EXERCISE — From first line to last, retype the data exactly.

DATA RECORDS —
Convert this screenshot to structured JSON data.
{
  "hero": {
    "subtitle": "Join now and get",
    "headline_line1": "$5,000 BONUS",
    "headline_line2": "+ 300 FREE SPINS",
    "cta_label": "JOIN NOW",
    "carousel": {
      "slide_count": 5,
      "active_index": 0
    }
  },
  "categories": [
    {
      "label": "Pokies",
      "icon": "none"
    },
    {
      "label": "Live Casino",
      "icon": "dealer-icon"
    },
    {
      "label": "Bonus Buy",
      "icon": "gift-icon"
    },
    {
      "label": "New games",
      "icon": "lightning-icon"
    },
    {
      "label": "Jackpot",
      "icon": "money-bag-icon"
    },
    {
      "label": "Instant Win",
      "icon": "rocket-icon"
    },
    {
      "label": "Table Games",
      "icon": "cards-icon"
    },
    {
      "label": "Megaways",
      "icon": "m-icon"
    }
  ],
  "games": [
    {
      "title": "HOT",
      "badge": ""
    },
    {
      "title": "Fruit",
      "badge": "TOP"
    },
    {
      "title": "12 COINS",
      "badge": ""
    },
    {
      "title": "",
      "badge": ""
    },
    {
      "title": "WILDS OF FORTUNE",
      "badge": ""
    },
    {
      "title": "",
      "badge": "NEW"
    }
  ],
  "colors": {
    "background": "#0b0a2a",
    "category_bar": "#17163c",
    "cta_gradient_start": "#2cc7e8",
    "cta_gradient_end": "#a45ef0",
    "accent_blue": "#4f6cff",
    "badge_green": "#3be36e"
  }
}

EXERCISE RESPONSE —
Convert this screenshot to structured JSON data.
{
  "hero": {
    "subtitle": "Join now and get",
    "headline_line1": "$5,000 BONUS",
    "headline_line2": "+ 300 FREE SPINS",
    "cta_label": "JOIN NOW",
    "carousel": {
      "slide_count": 5,
      "active_index": 0
    }
  },
  "categories": [
    {
      "label": "Pokies",
      "icon": "none"
    },
    {
      "label": "Live Casino",
      "icon": "dealer-icon"
    },
    {
      "label": "Bonus Buy",
      "icon": "gift-icon"
    },
    {
      "label": "New games",
      "icon": "lightning-icon"
    },
    {
      "label": "Jackpot",
      "icon": "money-bag-icon"
    },
    {
      "label": "Instant Win",
      "icon": "rocket-icon"
    },
    {
      "label": "Table Games",
      "icon": "cards-icon"
    },
    {
      "label": "Megaways",
      "icon": "m-icon"
    }
  ],
  "games": [
    {
      "title": "HOT",
      "badge": ""
    },
    {
      "title": "Fruit",
      "badge": "TOP"
    },
    {
      "title": "12 COINS",
      "badge": ""
    },
    {
      "title": "",
      "badge": ""
    },
    {
      "title": "WILDS OF FORTUNE",
      "badge": ""
    },
    {
      "title": "",
      "badge": "NEW"
    }
  ],
  "colors": {
    "background": "#0b0a2a",
    "category_bar": "#17163c",
    "cta_gradient_start": "#2cc7e8",
    "cta_gradient_end": "#a45ef0",
    "accent_blue": "#4f6cff",
    "badge_green": "#3be36e"
  }
}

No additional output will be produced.